Collected data entries:
════════════════════

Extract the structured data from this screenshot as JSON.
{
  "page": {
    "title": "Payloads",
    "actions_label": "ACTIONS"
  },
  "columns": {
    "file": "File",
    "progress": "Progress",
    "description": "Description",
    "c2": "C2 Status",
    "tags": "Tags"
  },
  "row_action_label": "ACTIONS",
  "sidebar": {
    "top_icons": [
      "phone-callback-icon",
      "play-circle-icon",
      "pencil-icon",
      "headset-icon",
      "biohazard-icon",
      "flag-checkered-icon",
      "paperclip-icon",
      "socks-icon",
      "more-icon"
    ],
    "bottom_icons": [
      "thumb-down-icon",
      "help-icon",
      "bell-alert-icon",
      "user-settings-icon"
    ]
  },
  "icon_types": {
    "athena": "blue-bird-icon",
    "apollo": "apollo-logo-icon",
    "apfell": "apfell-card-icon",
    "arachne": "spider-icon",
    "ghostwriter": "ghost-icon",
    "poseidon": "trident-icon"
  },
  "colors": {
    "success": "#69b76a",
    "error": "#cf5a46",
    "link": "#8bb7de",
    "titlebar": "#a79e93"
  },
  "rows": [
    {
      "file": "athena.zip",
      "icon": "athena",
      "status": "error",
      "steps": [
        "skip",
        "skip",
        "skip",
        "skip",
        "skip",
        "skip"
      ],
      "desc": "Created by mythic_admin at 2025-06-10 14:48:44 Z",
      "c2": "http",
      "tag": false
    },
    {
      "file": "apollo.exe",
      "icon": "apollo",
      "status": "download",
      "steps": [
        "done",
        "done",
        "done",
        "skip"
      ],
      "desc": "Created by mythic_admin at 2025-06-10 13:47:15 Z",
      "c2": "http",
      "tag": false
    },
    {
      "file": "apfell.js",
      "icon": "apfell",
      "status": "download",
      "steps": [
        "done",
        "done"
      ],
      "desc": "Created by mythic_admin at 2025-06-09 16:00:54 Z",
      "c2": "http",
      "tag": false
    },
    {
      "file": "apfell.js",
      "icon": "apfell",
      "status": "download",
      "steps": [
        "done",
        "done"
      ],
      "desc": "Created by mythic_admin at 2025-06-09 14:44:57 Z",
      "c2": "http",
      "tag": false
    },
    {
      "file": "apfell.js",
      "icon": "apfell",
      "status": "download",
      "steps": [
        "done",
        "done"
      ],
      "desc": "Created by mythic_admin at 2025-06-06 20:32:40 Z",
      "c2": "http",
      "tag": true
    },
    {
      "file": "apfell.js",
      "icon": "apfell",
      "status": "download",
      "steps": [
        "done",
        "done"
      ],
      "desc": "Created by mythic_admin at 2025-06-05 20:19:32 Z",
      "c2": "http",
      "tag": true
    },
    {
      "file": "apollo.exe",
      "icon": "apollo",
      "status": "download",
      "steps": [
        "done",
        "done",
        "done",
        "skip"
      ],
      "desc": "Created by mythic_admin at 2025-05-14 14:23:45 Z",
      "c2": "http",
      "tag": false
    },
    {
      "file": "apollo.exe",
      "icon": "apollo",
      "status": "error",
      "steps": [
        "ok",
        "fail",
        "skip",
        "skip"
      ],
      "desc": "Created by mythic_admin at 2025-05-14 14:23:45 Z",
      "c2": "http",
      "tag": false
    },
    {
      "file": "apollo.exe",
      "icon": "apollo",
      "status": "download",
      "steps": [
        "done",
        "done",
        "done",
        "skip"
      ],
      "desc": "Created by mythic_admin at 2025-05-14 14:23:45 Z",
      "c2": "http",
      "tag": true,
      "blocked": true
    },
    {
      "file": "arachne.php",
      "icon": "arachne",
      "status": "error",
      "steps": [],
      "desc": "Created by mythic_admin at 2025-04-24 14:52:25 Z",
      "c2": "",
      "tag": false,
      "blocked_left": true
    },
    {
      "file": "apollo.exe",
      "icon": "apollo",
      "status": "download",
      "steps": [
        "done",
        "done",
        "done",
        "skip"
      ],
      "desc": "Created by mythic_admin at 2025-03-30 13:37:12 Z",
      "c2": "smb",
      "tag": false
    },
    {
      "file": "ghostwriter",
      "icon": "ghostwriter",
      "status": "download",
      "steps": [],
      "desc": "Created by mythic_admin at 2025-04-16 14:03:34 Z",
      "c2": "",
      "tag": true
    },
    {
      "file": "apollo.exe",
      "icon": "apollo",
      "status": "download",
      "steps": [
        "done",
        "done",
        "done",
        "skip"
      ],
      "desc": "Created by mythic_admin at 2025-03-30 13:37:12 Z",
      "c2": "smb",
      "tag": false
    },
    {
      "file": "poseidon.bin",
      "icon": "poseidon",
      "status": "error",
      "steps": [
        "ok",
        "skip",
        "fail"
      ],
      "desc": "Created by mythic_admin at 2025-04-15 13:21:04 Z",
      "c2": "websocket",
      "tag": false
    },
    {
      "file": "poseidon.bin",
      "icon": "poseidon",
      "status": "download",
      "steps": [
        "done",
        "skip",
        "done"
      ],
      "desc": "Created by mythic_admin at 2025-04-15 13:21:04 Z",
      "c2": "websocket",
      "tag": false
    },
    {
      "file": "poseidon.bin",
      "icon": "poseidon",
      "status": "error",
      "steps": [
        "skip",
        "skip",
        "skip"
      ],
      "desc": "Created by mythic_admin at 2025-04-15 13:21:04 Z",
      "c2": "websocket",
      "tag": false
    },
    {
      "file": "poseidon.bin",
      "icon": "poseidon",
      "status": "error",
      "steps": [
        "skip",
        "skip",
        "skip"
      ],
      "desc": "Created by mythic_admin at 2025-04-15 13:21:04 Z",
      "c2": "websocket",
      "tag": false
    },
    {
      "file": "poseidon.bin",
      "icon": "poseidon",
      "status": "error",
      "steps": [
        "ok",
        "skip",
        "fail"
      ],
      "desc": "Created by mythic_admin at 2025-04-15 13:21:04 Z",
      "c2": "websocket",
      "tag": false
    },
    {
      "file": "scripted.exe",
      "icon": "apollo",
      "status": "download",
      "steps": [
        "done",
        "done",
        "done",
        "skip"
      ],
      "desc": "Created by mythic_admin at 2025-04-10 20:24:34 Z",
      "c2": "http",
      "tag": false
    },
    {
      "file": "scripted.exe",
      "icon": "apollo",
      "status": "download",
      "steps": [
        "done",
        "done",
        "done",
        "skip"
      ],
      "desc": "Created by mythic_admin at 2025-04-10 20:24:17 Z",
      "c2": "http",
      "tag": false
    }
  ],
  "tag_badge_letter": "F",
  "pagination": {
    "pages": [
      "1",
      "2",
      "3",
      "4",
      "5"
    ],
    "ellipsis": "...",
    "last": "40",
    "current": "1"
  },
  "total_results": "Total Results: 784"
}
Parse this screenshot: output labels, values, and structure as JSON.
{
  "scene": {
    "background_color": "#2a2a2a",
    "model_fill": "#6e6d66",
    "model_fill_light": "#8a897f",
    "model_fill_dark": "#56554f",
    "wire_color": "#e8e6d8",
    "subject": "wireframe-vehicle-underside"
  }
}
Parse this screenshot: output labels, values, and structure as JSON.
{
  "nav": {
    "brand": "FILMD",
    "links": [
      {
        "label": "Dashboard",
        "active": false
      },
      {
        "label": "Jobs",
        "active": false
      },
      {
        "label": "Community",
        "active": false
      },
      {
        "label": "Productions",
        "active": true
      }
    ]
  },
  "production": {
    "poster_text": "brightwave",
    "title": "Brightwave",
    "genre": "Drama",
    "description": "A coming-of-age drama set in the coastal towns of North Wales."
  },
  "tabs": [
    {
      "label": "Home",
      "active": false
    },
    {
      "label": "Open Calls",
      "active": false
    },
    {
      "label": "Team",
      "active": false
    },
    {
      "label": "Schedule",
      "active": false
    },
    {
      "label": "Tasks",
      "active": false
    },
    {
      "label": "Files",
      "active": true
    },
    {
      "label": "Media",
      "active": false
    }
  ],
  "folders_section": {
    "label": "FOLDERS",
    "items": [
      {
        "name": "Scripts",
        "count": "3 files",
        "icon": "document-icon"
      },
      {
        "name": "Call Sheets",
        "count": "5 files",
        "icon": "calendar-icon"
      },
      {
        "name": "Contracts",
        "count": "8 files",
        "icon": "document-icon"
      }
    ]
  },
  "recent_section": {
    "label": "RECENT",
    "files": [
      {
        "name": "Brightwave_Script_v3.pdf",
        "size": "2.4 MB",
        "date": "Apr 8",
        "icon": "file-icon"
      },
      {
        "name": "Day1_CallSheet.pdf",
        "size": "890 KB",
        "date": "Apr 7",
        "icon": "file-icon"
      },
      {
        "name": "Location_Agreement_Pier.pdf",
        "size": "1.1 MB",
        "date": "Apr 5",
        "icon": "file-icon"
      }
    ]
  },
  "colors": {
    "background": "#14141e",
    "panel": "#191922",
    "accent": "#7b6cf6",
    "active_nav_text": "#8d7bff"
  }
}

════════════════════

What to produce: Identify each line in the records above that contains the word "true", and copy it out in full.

Solution for this problem:
      "tag": true
      "tag": true
      "tag": true,
      "blocked": true
      "blocked_left": true
      "tag": true
        "active": true
      "active": true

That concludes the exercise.